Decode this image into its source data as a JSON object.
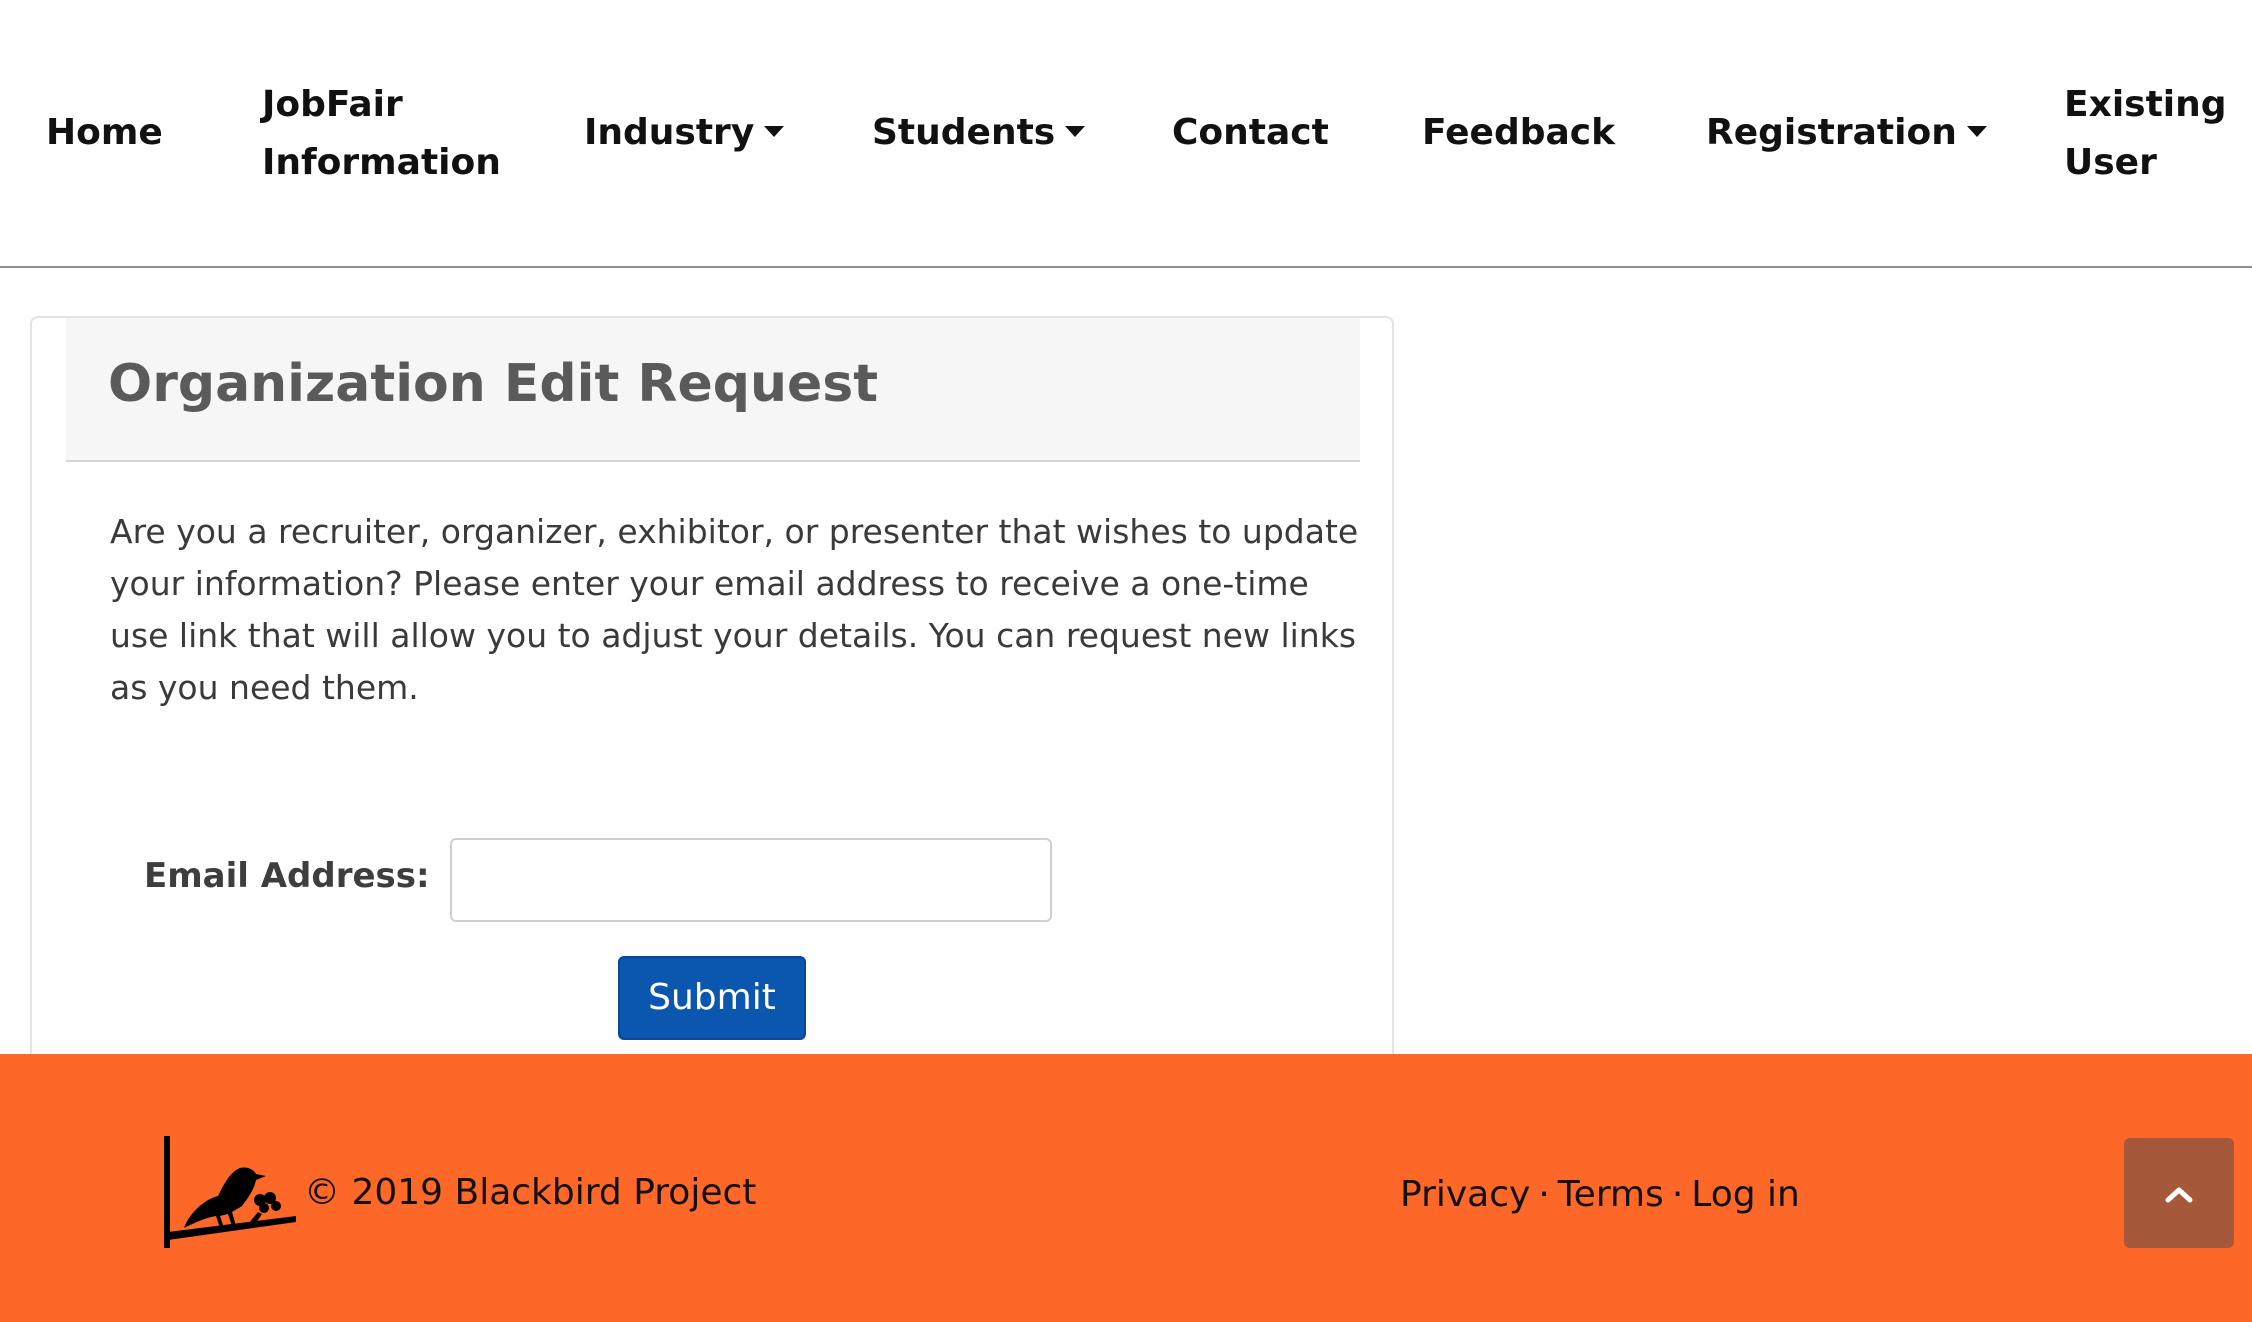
{
  "nav": {
    "home": "Home",
    "jobfair_line1": "JobFair",
    "jobfair_line2": "Information",
    "industry": "Industry",
    "students": "Students",
    "contact": "Contact",
    "feedback": "Feedback",
    "registration": "Registration",
    "existing_line1": "Existing",
    "existing_line2": "User"
  },
  "card": {
    "title": "Organization Edit Request",
    "description": "Are you a recruiter, organizer, exhibitor, or presenter that wishes to update your information? Please enter your email address to receive a one-time use link that will allow you to adjust your details. You can request new links as you need them.",
    "email_label": "Email Address:",
    "email_value": "",
    "submit_label": "Submit"
  },
  "footer": {
    "copyright": "© 2019 Blackbird Project",
    "privacy": "Privacy",
    "terms": "Terms",
    "login": "Log in",
    "separator": "·",
    "background_color": "#fd6727",
    "to_top_icon": "chevron-up-icon"
  },
  "colors": {
    "submit_button": "#0b56ae",
    "to_top_button": "#a5593a",
    "title_text": "#5a5a5a"
  }
}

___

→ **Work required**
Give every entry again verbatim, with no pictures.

→ **Expected answer**
Decode this image into its source data as a JSON object.
{
  "nav": {
    "home": "Home",
    "jobfair_line1": "JobFair",
    "jobfair_line2": "Information",
    "industry": "Industry",
    "students": "Students",
    "contact": "Contact",
    "feedback": "Feedback",
    "registration": "Registration",
    "existing_line1": "Existing",
    "existing_line2": "User"
  },
  "card": {
    "title": "Organization Edit Request",
    "description": "Are you a recruiter, organizer, exhibitor, or presenter that wishes to update your information? Please enter your email address to receive a one-time use link that will allow you to adjust your details. You can request new links as you need them.",
    "email_label": "Email Address:",
    "email_value": "",
    "submit_label": "Submit"
  },
  "footer": {
    "copyright": "© 2019 Blackbird Project",
    "privacy": "Privacy",
    "terms": "Terms",
    "login": "Log in",
    "separator": "·",
    "background_color": "#fd6727",
    "to_top_icon": "chevron-up-icon"
  },
  "colors": {
    "submit_button": "#0b56ae",
    "to_top_button": "#a5593a",
    "title_text": "#5a5a5a"
  }
}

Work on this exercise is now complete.